Zaleski: Crick's rising; time for another study
There's the old story of the farmer who meets a friend in town. "How's everything?" the friend asks. The farmer replies, "If the crick don't rise, things will be fine." Well, the crick's rising - has been for nearly 20 years. But it's Devils Lake...
There's the old story of the farmer who meets a friend in town. "How's everything?" the friend asks.
The farmer replies, "If the crick don't rise, things will be fine."
Well, the crick's rising - has been for nearly 20 years. But it's Devils Lake in northeast North Dakota, the state's largest and getting-larger natural lake. And those "friends?" Empathy, but not much action.
Want more homespun wisdom? How about these: Fiddling while Rome burns. Whistling passed the graveyard. Roof don't leak when it ain't rainin'.
The latest waste of time for Devils Lake was last week's meeting (some had the gall to call it a "summit") of the Red River Basin Commission, politicians, city officials and others. At the conclusion of the session, the basin commission recommended - hold on to your outrage - a study. An international study this time. Oh, joy.
Another study while the lake rises. It's up 28 feet since 1993 and has tripled its surface area to 160,000 acres. The water is closing in on a modern-day record level.
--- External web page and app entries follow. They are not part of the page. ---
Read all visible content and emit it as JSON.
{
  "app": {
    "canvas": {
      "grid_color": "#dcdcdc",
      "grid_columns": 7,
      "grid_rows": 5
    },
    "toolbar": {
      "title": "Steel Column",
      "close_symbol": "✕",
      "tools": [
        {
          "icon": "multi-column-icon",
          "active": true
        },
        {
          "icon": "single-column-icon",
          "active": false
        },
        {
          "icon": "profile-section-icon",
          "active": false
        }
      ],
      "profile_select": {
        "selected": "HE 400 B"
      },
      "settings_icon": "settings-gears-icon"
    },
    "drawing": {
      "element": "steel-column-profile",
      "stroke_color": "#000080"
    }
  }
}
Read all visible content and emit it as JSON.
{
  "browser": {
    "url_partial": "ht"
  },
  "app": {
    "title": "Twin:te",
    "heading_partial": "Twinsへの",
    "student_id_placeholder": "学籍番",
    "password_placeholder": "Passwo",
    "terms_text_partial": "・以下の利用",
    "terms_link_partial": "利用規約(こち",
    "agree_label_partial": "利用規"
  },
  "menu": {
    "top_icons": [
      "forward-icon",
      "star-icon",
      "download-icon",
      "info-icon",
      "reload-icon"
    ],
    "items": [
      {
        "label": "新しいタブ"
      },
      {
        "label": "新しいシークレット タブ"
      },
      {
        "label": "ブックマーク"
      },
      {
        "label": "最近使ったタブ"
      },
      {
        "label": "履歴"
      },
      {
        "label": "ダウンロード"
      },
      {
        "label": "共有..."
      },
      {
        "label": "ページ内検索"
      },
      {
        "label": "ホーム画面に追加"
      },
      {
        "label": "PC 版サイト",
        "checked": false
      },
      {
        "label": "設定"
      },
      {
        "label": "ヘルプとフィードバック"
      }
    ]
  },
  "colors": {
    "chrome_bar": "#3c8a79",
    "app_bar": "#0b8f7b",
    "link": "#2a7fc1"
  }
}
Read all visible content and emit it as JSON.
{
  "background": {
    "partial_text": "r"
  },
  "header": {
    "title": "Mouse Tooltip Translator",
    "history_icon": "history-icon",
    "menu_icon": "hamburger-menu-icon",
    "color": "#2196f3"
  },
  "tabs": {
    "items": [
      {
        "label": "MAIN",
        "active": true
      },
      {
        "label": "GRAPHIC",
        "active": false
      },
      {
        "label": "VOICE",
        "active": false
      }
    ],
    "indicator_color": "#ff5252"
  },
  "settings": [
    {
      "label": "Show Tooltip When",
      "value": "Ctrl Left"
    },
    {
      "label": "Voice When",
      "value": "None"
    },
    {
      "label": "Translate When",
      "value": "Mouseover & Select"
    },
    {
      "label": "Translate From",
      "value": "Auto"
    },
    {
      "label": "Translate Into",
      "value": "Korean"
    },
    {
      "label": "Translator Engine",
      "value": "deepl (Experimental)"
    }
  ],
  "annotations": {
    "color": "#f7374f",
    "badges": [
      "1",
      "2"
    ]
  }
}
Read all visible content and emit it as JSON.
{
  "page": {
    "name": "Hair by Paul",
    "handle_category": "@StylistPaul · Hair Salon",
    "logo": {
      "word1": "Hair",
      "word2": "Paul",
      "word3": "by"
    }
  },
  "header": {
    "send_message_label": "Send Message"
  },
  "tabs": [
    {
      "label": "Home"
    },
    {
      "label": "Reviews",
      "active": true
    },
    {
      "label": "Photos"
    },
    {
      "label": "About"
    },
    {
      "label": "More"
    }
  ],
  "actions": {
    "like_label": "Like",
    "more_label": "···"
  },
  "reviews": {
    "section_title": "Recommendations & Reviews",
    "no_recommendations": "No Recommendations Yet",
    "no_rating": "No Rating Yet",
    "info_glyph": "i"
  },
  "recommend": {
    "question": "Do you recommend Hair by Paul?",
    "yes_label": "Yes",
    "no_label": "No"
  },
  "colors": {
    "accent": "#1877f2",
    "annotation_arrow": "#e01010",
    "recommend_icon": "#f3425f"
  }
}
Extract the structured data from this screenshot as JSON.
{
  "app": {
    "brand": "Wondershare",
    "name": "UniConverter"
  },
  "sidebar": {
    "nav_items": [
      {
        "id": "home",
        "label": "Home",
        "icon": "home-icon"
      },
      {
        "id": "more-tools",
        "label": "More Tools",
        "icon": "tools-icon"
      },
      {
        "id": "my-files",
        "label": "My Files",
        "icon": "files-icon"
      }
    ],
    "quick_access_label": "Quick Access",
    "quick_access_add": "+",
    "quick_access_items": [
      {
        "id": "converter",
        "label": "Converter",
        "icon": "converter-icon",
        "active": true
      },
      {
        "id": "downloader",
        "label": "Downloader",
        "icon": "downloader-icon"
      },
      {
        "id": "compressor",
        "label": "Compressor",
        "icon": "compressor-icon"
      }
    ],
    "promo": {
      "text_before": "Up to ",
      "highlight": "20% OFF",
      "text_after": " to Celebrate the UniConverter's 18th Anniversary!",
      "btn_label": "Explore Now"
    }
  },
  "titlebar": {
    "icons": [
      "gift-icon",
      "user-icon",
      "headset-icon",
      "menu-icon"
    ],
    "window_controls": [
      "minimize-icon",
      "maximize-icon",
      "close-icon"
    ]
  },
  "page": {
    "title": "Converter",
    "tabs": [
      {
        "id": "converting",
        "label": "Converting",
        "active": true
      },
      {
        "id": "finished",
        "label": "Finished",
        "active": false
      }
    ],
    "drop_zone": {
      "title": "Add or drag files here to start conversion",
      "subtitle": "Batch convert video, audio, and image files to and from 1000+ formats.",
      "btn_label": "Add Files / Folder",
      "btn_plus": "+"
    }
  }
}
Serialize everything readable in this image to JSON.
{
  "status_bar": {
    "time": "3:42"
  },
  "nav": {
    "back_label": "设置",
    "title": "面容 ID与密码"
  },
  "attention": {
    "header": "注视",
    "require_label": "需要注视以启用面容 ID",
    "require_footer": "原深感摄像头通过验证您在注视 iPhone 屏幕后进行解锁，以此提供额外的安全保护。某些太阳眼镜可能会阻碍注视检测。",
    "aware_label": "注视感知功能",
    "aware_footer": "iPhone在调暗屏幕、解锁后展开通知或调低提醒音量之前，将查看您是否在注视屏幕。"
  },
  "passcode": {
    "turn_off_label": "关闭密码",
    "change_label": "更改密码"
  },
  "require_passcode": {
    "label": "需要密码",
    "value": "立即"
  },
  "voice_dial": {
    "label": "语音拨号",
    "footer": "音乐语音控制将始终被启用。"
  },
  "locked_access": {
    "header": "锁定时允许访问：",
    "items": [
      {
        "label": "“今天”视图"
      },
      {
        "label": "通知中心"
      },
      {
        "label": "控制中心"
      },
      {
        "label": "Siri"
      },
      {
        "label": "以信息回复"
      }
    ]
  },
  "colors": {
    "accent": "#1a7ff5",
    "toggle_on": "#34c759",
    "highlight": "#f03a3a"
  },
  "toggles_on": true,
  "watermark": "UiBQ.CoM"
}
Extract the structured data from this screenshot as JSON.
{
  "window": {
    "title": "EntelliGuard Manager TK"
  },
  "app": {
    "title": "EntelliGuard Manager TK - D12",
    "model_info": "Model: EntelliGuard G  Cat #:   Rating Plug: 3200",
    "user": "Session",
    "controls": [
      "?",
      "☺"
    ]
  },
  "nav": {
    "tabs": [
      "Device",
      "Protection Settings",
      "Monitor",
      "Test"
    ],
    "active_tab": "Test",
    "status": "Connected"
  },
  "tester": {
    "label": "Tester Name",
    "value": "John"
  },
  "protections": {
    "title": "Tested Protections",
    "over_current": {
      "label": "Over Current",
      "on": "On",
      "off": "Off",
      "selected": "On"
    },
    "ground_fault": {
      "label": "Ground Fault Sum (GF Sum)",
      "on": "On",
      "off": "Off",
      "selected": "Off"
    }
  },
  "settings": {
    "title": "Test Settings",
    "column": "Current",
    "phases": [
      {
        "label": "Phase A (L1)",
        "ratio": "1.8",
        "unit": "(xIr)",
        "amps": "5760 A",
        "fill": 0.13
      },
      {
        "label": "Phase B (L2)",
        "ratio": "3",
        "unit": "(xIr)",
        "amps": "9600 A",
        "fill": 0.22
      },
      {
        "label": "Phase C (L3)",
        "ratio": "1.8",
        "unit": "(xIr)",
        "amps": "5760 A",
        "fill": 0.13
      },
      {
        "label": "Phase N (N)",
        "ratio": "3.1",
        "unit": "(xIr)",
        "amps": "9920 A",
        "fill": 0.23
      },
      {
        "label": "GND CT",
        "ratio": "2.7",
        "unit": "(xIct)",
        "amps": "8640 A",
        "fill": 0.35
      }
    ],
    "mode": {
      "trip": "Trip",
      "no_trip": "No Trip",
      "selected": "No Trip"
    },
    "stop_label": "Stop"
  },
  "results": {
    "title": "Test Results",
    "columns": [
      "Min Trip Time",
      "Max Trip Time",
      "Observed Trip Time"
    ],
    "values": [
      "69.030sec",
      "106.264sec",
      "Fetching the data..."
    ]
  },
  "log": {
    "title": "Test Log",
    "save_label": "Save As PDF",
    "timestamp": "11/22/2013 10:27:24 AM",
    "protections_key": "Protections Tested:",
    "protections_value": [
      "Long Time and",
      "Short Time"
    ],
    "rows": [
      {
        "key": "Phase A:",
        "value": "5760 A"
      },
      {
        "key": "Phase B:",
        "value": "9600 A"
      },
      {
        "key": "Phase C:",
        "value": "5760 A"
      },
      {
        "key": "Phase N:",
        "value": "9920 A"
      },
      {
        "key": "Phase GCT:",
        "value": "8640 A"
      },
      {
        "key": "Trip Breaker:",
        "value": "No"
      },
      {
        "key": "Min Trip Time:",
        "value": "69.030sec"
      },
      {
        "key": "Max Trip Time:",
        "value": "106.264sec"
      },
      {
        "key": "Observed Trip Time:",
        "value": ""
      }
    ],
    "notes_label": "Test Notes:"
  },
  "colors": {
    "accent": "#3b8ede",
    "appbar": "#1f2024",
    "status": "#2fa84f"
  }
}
Another study? Oh, c'mon. I know Devils Lake. I lived there for nearly 20 years. I go there frequently. I've been writing about the lake for 40 years. I've read dozens of studies, even participated in a few of them. Nearly all have come to similar conclusions: build dikes to protect the city; lower the water.
The former has been done at a cost of hundreds of millions of dollars. The Army Corps of Engineers intends to misspend millions more raising the dikes, thus allowing the lake rise to continue. More acres of farmland will go under. At least one more town will be drowned. More roads and the rail bed of the main line through the area could be lost to the lake.
The latter option - lower the water - is one of those North Dakota common-sense solutions that has eluded all those smart folks on commissions. A state outlet operates on the southwest shore of the lake, but far more water pours into the lake than can be let out by the limited-capacity outlet. The outlet can take off inches while the lake rises by feet. The water is only about 6 feet from the natural breakout at the Tolna Coulee on the east end of the lake. What few in officialdom want to talk about is that the breakout elevation might be lower because the coulee is plugged with silt and drift.
If the lake breaks out uncontrolled into the coulee and connecting Sheyenne River, the crick could rise so high, so quickly that the Sheyenne flooding of 2009 would seem a trickle.
Can't happen? Oh, but it can.
More numbers seldom discussed indicate a "maximum event" on the lake, which is measured in acre feet flowing into the lake, happened in 2009. Given the wet cycle, it could happen again. Just a few days ago, the Pembina area a few miles from the Devils Lake Basin got pounded by torrential rains up to 4 inches. Flooding was severe. Had that deluge fallen in the lake drainage, the forecast for this year's record elevation would have been revised upward.
A couple of "maximum events" could bring the lake into breakout territory.
And what's the answer to a downstream threat that no longer is speculation? Another study that might take two years. Is it any wonder the people of the Devils Lake area are beyond anger? They've become cynical: resigned to the depressing evidence that no one, certainly not the let's-study-it-again Red River Basin Commission, gives a rip.
Contact Editorial Page Editor Jack Zaleski at 701-241-5521.